I took the train later that night, again in a kupe compartment. There was only one other guy, probably in his 50s, in my compartment
Since the price of admission to the Kizhi Museum-Reserve for a foreigner was more than 5 times the price for a Russian (95 v. 500 rubles, or $3.50 v. $19), I decided to try my luck as a Russian. I almost inaudibly muttered "One" under my breath as I handed the cashier a 100 ruble bill and it worked out! The place itself is pretty amazing, especially the first complex of two churches (Transfiguration Church and Church of the Intercession) and a belltower. It's really amazing that these two churches were constructed without using a single nail. I'll post some pictures along with this entry (the only problem was the weather -- no sun all day). Some of the old wooden buildings were actually built on Kizhi (like the two churches mentioned above) while others were transported there from around the region. In one of the other smaller churches, a guy was giving a concert every once in a while playing the church bells. Again, this whole thing was somewhat similar to what I saw at Taltsy and also outside of Ulan-Ude

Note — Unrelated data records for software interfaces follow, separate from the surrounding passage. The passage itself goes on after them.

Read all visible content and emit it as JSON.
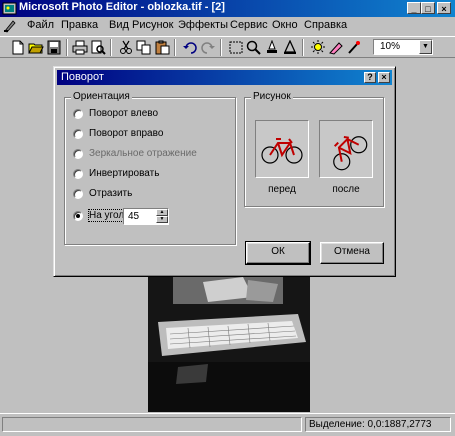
{
  "window": {
    "title": "Microsoft Photo Editor - oblozka.tif - [2]",
    "minimize": "_",
    "maximize": "□",
    "close": "×"
  },
  "menu": [
    {
      "label": "Файл"
    },
    {
      "label": "Правка"
    },
    {
      "label": "Вид"
    },
    {
      "label": "Рисунок"
    },
    {
      "label": "Эффекты"
    },
    {
      "label": "Сервис"
    },
    {
      "label": "Окно"
    },
    {
      "label": "Справка"
    }
  ],
  "toolbar": {
    "zoom_value": "10%",
    "icons": [
      "new-icon",
      "open-icon",
      "save-icon",
      "print-icon",
      "print-preview-icon",
      "cut-icon",
      "copy-icon",
      "paste-icon",
      "undo-icon",
      "redo-icon",
      "select-icon",
      "zoom-icon",
      "smudge-icon",
      "sharpen-icon",
      "balance-icon",
      "eraser-icon",
      "transparent-icon"
    ]
  },
  "dialog": {
    "title": "Поворот",
    "help_btn": "?",
    "close_btn": "×",
    "orientation": {
      "label": "Ориентация",
      "options": [
        {
          "label": "Поворот влево",
          "selected": false,
          "dim": false
        },
        {
          "label": "Поворот вправо",
          "selected": false,
          "dim": false
        },
        {
          "label": "Зеркальное отражение",
          "selected": false,
          "dim": true
        },
        {
          "label": "Инвертировать",
          "selected": false,
          "dim": false
        },
        {
          "label": "Отразить",
          "selected": false,
          "dim": false
        },
        {
          "label": "На угол:",
          "selected": true,
          "dim": false
        }
      ],
      "angle_value": "45"
    },
    "picture": {
      "label": "Рисунок",
      "before": "перед",
      "after": "после"
    },
    "ok": "ОК",
    "cancel": "Отмена"
  },
  "status": {
    "left": "",
    "right": "Выделение: 0,0:1887,2773"
  }
}
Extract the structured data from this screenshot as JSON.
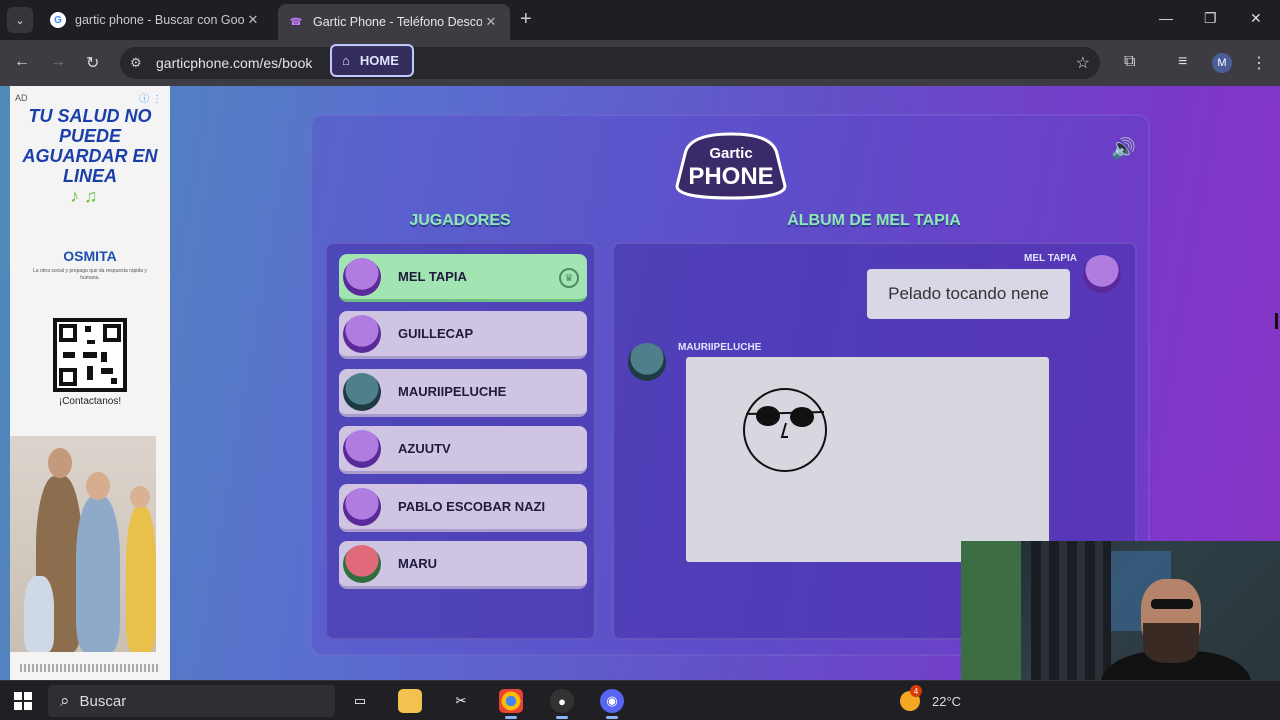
{
  "browser": {
    "tabs": [
      {
        "title": "gartic phone - Buscar con Goo",
        "close": "✕"
      },
      {
        "title": "Gartic Phone - Teléfono Descor",
        "close": "✕"
      }
    ],
    "new_tab": "+",
    "url": "garticphone.com/es/book",
    "profile_initial": "M"
  },
  "ad": {
    "label": "AD",
    "headline": "TU SALUD NO PUEDE AGUARDAR EN LINEA",
    "brand": "OSMITA",
    "tagline": "La obra social y prepaga que da respuesta rápida y humana.",
    "cta": "¡Contactanos!"
  },
  "game": {
    "home_label": "HOME",
    "logo_top": "Gartic",
    "logo_bottom": "PHONE",
    "players_heading": "JUGADORES",
    "album_heading": "ÁLBUM DE MEL TAPIA",
    "players": [
      {
        "name": "MEL TAPIA",
        "active": true,
        "host": true
      },
      {
        "name": "GUILLECAP",
        "active": false
      },
      {
        "name": "MAURIIPELUCHE",
        "active": false
      },
      {
        "name": "AZUUTV",
        "active": false
      },
      {
        "name": "PABLO ESCOBAR NAZI",
        "active": false
      },
      {
        "name": "MARU",
        "active": false
      }
    ],
    "album": [
      {
        "author": "MEL TAPIA",
        "type": "text",
        "text": "Pelado tocando nene"
      },
      {
        "author": "MAURIIPELUCHE",
        "type": "drawing"
      }
    ]
  },
  "taskbar": {
    "search_placeholder": "Buscar",
    "weather_temp": "22°C",
    "weather_badge": "4"
  },
  "colors": {
    "accent_green": "#8ce8b5",
    "player_active": "#a3e4b3",
    "player_idle": "#cfc5e3"
  }
}
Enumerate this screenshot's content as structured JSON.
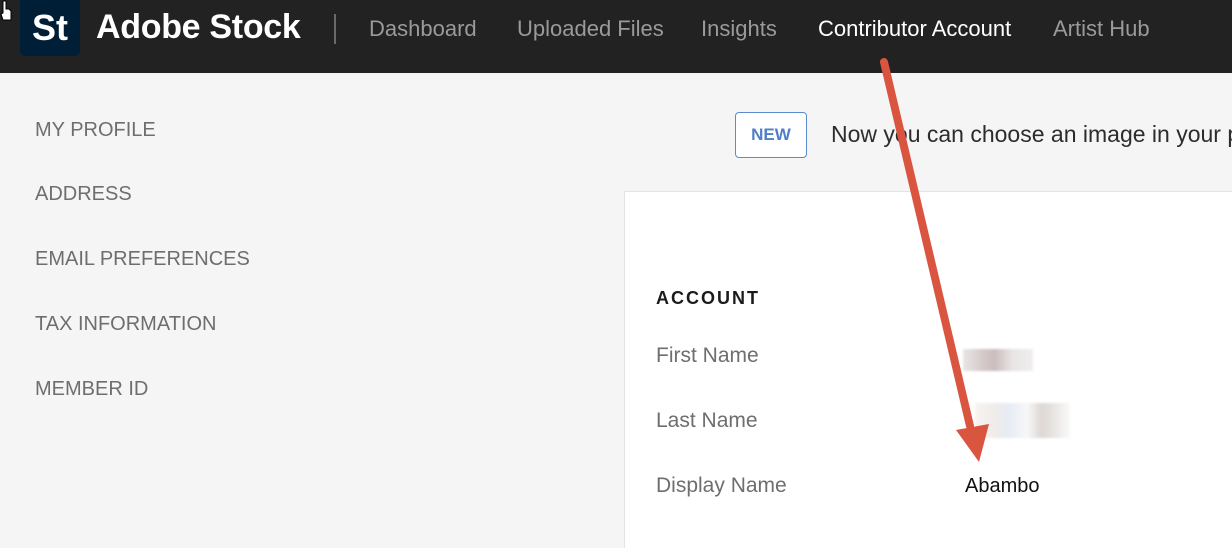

After walking around for a couple of hours, I still had some time left, so I left the southern part of the island where most of the tourists stay and walked up a bit to the middle, where there is a village called Yamka. It seemed to be a mix of an actual village where people live along with some other old wooden buildings transported from other places in the region. I saw a lady washing her dishes, etc. in the lake (which definitely is not nearly as clear as Baikal). Oh, there are also supposedly poisonous snakes on the island, which they warn you about after you buy your ticket, but luckily I didn't run into any.
After taking the ferry back, I got some lunch and walked around for a bit. Petrozavodsk is OK, nothing too special, but there is a nice waterfront area along the lake. The weather wasn't great either, as it was drizzling for a while. So here I am in an internet cafe, my train doesn't leave until 11pm tonight and I get back to St. Pete before 8am tomorrow. I can't believe that I fly home in a week, the time has gone by so quickly!